START Given data

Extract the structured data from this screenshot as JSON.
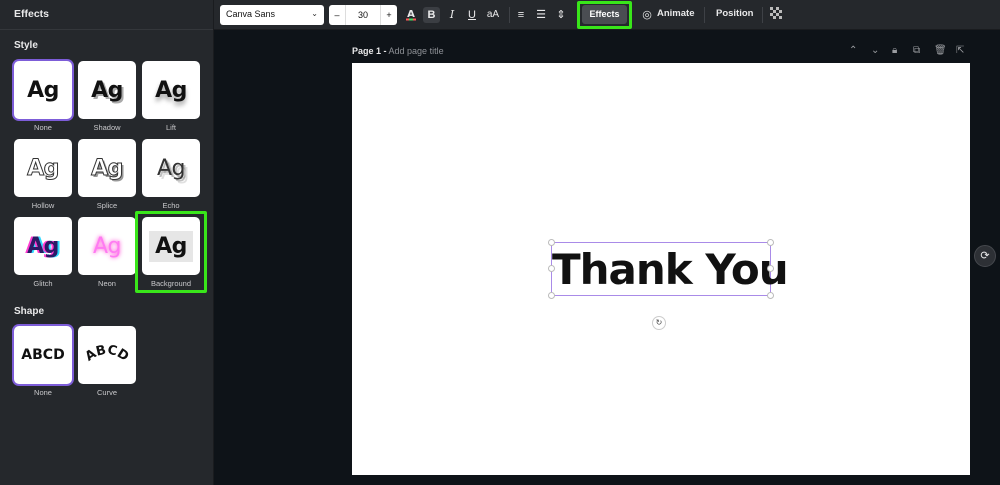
{
  "panel": {
    "title": "Effects",
    "style_title": "Style",
    "shape_title": "Shape",
    "styles": [
      {
        "label": "None",
        "sample": "Ag"
      },
      {
        "label": "Shadow",
        "sample": "Ag"
      },
      {
        "label": "Lift",
        "sample": "Ag"
      },
      {
        "label": "Hollow",
        "sample": "Ag"
      },
      {
        "label": "Splice",
        "sample": "Ag"
      },
      {
        "label": "Echo",
        "sample": "Ag"
      },
      {
        "label": "Glitch",
        "sample": "Ag"
      },
      {
        "label": "Neon",
        "sample": "Ag"
      },
      {
        "label": "Background",
        "sample": "Ag"
      }
    ],
    "shapes": [
      {
        "label": "None",
        "sample": "ABCD"
      },
      {
        "label": "Curve",
        "sample": "ABCD"
      }
    ]
  },
  "toolbar": {
    "font": "Canva Sans",
    "size_minus": "–",
    "size": "30",
    "size_plus": "+",
    "effects": "Effects",
    "animate": "Animate",
    "position": "Position"
  },
  "canvas": {
    "page_label": "Page 1 -",
    "page_placeholder": "Add page title",
    "text": "Thank You"
  },
  "colors": {
    "highlight": "#39e61a",
    "selection": "#7d5dd8",
    "panel_bg": "#25282c"
  }
}
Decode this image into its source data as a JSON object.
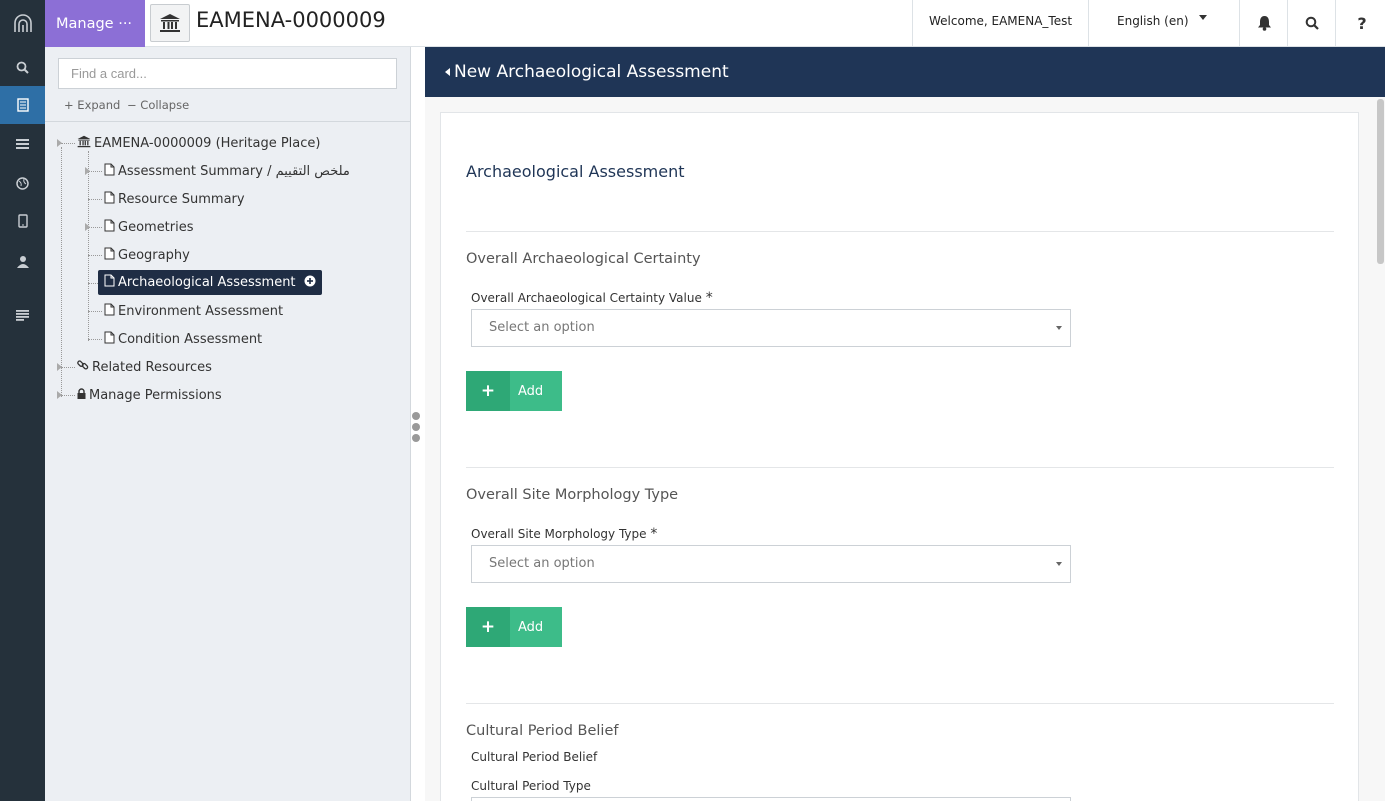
{
  "topbar": {
    "manage_label": "Manage ···",
    "resource_title": "EAMENA-0000009",
    "welcome": "Welcome, EAMENA_Test",
    "language": "English (en)",
    "help": "?"
  },
  "sidebar": {
    "find_placeholder": "Find a card...",
    "expand": "Expand",
    "collapse": "Collapse",
    "root": "EAMENA-0000009 (Heritage Place)",
    "items": [
      {
        "label": "Assessment Summary / ملخص التقييم"
      },
      {
        "label": "Resource Summary"
      },
      {
        "label": "Geometries"
      },
      {
        "label": "Geography"
      },
      {
        "label": "Archaeological Assessment"
      },
      {
        "label": "Environment Assessment"
      },
      {
        "label": "Condition Assessment"
      }
    ],
    "related_resources": "Related Resources",
    "manage_permissions": "Manage Permissions"
  },
  "main": {
    "header": "New Archaeological Assessment",
    "card_title": "Archaeological Assessment",
    "sections": [
      {
        "title": "Overall Archaeological Certainty",
        "field_label": "Overall Archaeological Certainty Value",
        "required": "*",
        "select_placeholder": "Select an option",
        "add_label": "Add"
      },
      {
        "title": "Overall Site Morphology Type",
        "field_label": "Overall Site Morphology Type",
        "required": "*",
        "select_placeholder": "Select an option",
        "add_label": "Add"
      },
      {
        "title": "Cultural Period Belief",
        "sub_label": "Cultural Period Belief",
        "field_label": "Cultural Period Type"
      }
    ]
  },
  "colors": {
    "rail": "#25313b",
    "manage": "#8c6fd6",
    "header": "#1f3556",
    "add_button": "#3dbc89",
    "selected_node": "#1f2d44"
  }
}
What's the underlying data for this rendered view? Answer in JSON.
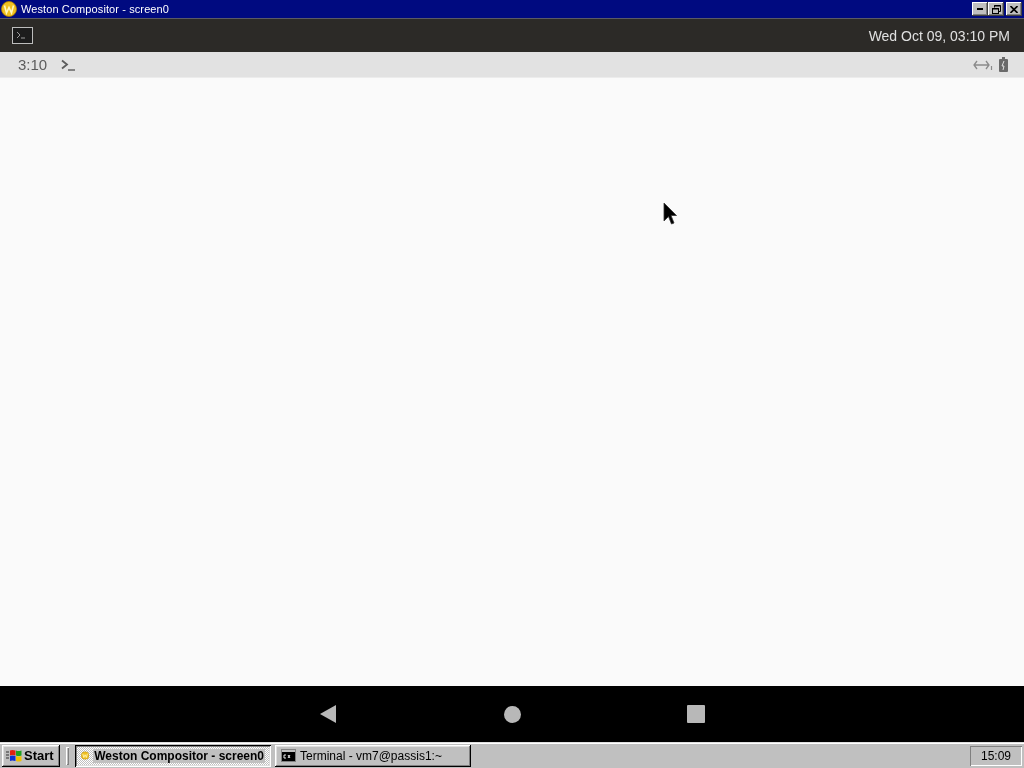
{
  "window": {
    "title": "Weston Compositor - screen0"
  },
  "panel": {
    "clock": "Wed Oct 09, 03:10 PM"
  },
  "status_bar": {
    "time": "3:10"
  },
  "taskbar": {
    "start": "Start",
    "tasks": [
      {
        "label": "Weston Compositor - screen0",
        "selected": true
      },
      {
        "label": "Terminal - vm7@passis1:~",
        "selected": false
      }
    ],
    "clock": "15:09"
  }
}
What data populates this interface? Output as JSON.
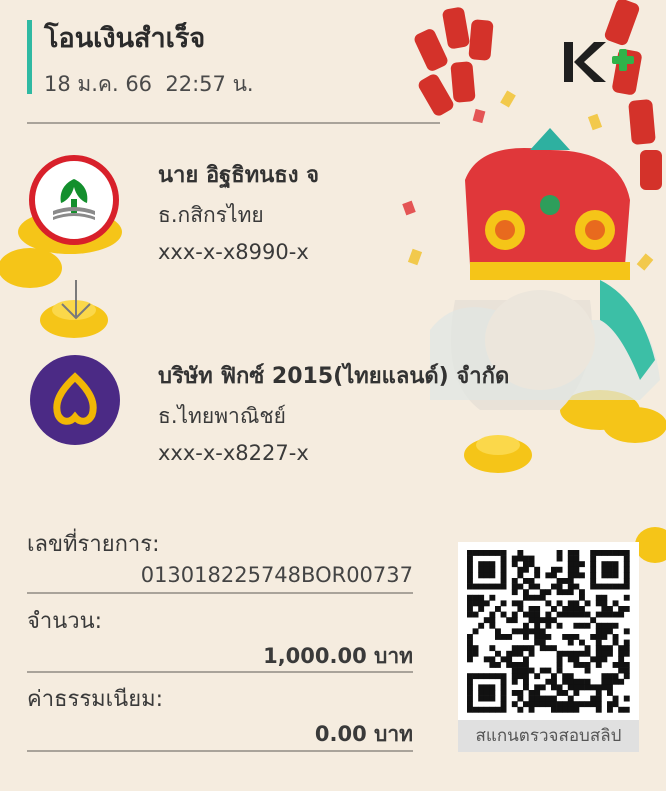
{
  "header": {
    "title": "โอนเงินสำเร็จ",
    "datetime": "18 ม.ค. 66  22:57 น.",
    "logo_icon": "k-plus-logo-icon"
  },
  "sender": {
    "name": "นาย อิฐธิทนธง จ",
    "bank": "ธ.กสิกรไทย",
    "account": "xxx-x-x8990-x",
    "bank_logo_icon": "kasikorn-bank-logo-icon"
  },
  "transfer_arrow_icon": "arrow-down-icon",
  "receiver": {
    "name": "บริษัท ฟิกซ์ 2015(ไทยแลนด์) จำกัด",
    "bank": "ธ.ไทยพาณิชย์",
    "account": "xxx-x-x8227-x",
    "bank_logo_icon": "scb-bank-logo-icon"
  },
  "details": {
    "ref_label": "เลขที่รายการ:",
    "ref_value": "013018225748BOR00737",
    "amount_label": "จำนวน:",
    "amount_value": "1,000.00 บาท",
    "fee_label": "ค่าธรรมเนียม:",
    "fee_value": "0.00 บาท"
  },
  "qr": {
    "caption": "สแกนตรวจสอบสลิป",
    "icon": "qr-code-icon"
  },
  "colors": {
    "accent": "#2fb9a2",
    "background": "#f5ecdf",
    "kbank_green": "#138f2d",
    "kbank_red": "#d8202a",
    "scb_purple": "#4b2a85",
    "scb_gold": "#f2b705"
  }
}
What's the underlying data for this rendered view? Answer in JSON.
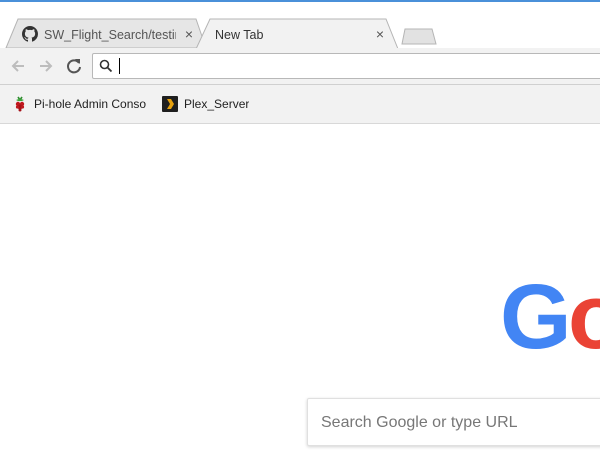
{
  "tabs": [
    {
      "title": "SW_Flight_Search/testing",
      "favicon": "github-icon",
      "active": false
    },
    {
      "title": "New Tab",
      "favicon": "",
      "active": true
    }
  ],
  "tab_close_glyph": "×",
  "toolbar": {
    "back_icon": "arrow-left-icon",
    "forward_icon": "arrow-right-icon",
    "reload_icon": "reload-icon",
    "omnibox_value": ""
  },
  "bookmarks": [
    {
      "label": "Pi-hole Admin Console",
      "icon": "raspberry-icon"
    },
    {
      "label": "Plex_Server",
      "icon": "plex-icon"
    }
  ],
  "ntp": {
    "search_placeholder": "Search Google or type URL",
    "logo_letters": [
      "G",
      "o"
    ]
  },
  "colors": {
    "google_blue": "#4285f4",
    "google_red": "#ea4335",
    "accent_line": "#4a90d9"
  }
}
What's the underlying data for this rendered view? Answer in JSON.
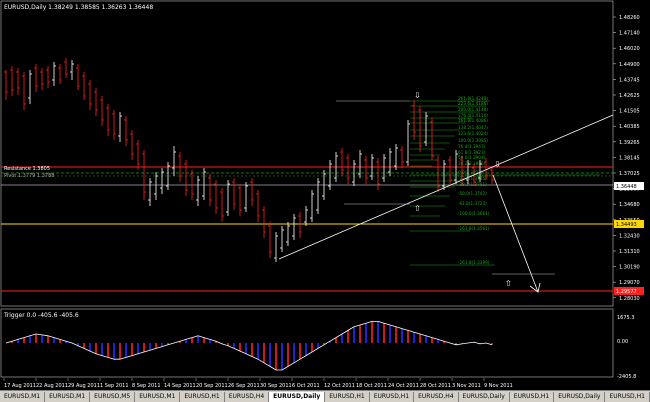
{
  "window": {
    "title": "EURUSD,Daily  1.38249 1.38585 1.36263 1.36448",
    "indicator_title": "Trigger 0.0 -405.6 -405.6"
  },
  "price_axis": {
    "labels": [
      "1.48260",
      "1.47140",
      "1.46020",
      "1.44900",
      "1.43745",
      "1.42625",
      "1.41505",
      "1.40385",
      "1.39265",
      "1.38145",
      "1.37025",
      "1.35800",
      "1.34680",
      "1.33550",
      "1.32430",
      "1.31310",
      "1.30190",
      "1.29070",
      "1.28030"
    ],
    "badges": [
      {
        "text": "1.36448",
        "bg": "#ffffff",
        "fg": "#000000"
      },
      {
        "text": "1.34493",
        "bg": "#ffd700",
        "fg": "#000000"
      },
      {
        "text": "1.29577",
        "bg": "#ff2020",
        "fg": "#ffffff"
      }
    ]
  },
  "indicator_axis": {
    "top": "1675.3",
    "mid": "0.00",
    "bottom": "-2405.8"
  },
  "date_axis": [
    "17 Aug 2011",
    "22 Aug 2011",
    "29 Aug 2011",
    "1 Sep 2011",
    "8 Sep 2011",
    "14 Sep 2011",
    "20 Sep 2011",
    "26 Sep 2011",
    "30 Sep 2011",
    "6 Oct 2011",
    "12 Oct 2011",
    "18 Oct 2011",
    "24 Oct 2011",
    "28 Oct 2011",
    "3 Nov 2011",
    "9 Nov 2011"
  ],
  "fib_labels": [
    "261.8(1.4249)",
    "223.6(1.4186)",
    "200.0(1.4148)",
    "176.4(1.4110)",
    "161.8(1.4086)",
    "138.2(1.4047)",
    "123.6(1.4024)",
    "100.0(1.3985)",
    "76.4(1.3947)",
    "61.8(1.3923)",
    "50.0(1.3904)",
    "38.2(1.3885)",
    "0.0(1.3823)",
    "-23.6(1.3785)",
    "-38.2(1.3761)",
    "-50.0(1.3742)",
    "-61.8(1.3723)",
    "-100.0(1.3661)",
    "-161.8(1.3561)",
    "-261.8(1.3399)"
  ],
  "line_labels": {
    "left1": "Resistance 1.3805",
    "left2": "Pivot 1.3779 1.3788"
  },
  "tabs": [
    {
      "label": "EURUSD,M1",
      "active": false
    },
    {
      "label": "EURUSD,M1",
      "active": false
    },
    {
      "label": "EURUSD,M5",
      "active": false
    },
    {
      "label": "EURUSD,M1",
      "active": false
    },
    {
      "label": "EURUSD,H1",
      "active": false
    },
    {
      "label": "EURUSD,H4",
      "active": false
    },
    {
      "label": "EURUSD,Daily",
      "active": true
    },
    {
      "label": "EURUSD,H1",
      "active": false
    },
    {
      "label": "EURUSD,H1",
      "active": false
    },
    {
      "label": "EURUSD,H4",
      "active": false
    },
    {
      "label": "EURUSD,Daily",
      "active": false
    },
    {
      "label": "EURUSD,H1",
      "active": false
    },
    {
      "label": "EURUSD,Daily",
      "active": false
    },
    {
      "label": "EURUSD,H1",
      "active": false
    }
  ],
  "colors": {
    "bull": "#ffffff",
    "bear": "#ff2020",
    "fib": "#1aa31a",
    "gold": "#ffd700",
    "red_line": "#ff2020",
    "trend": "#ffffff",
    "hist_pos": "#2a2aff",
    "hist_neg": "#ff2020"
  }
}
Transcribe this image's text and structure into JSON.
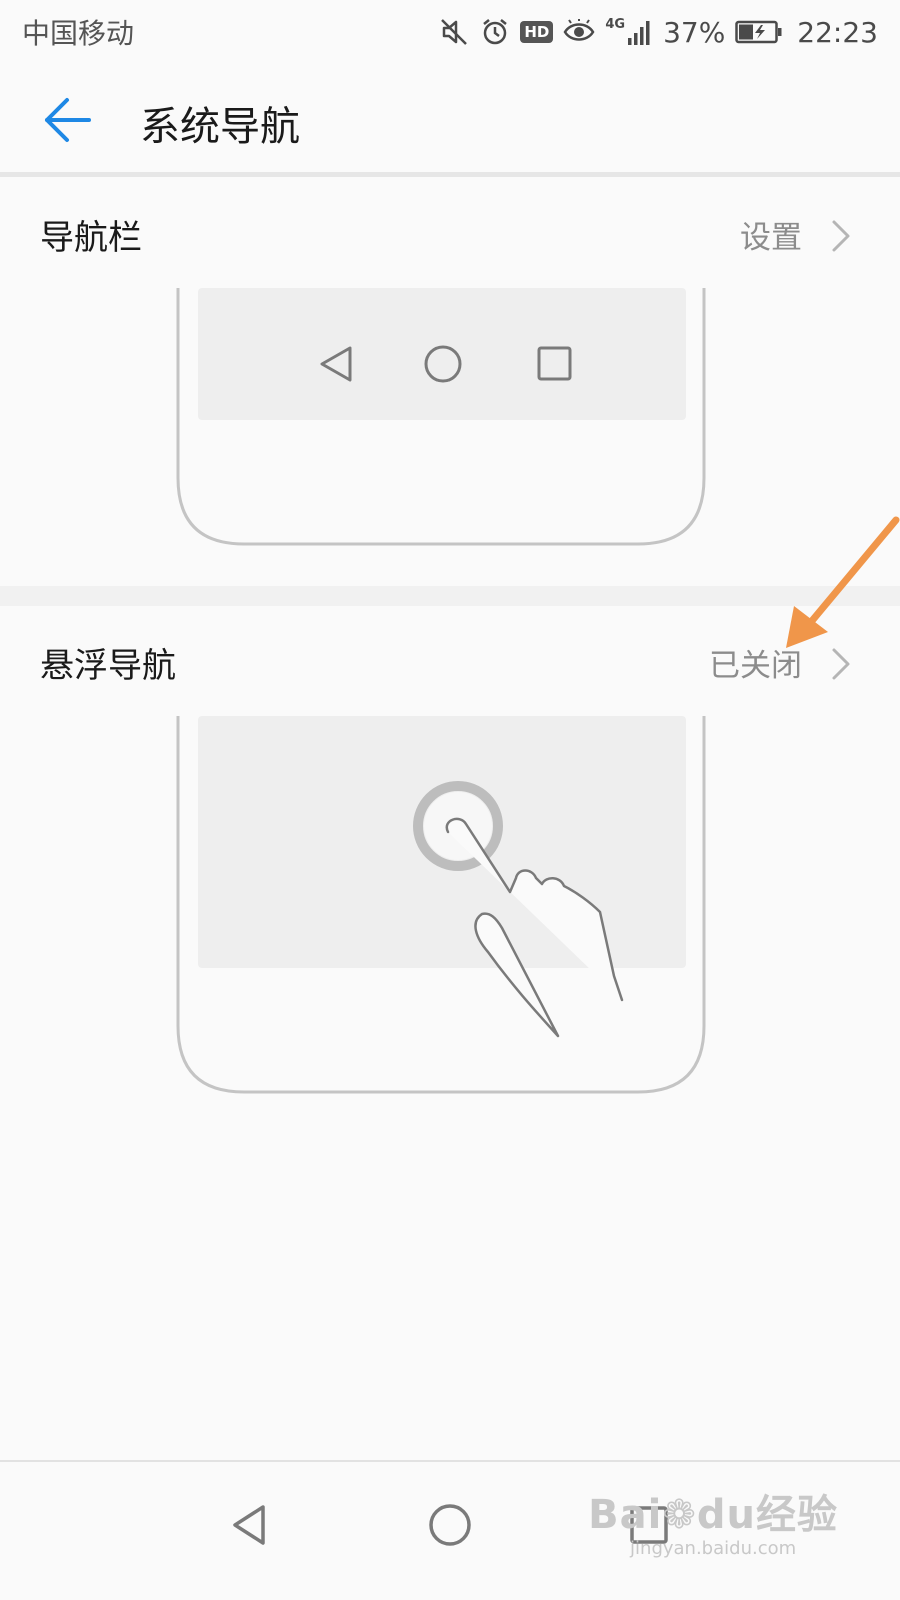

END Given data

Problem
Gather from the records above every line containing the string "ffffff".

Solved exercise
        "bg": "#ffffff",
        "fg": "#ffffff"
    "bull": "#ffffff",
    "trend": "#ffffff",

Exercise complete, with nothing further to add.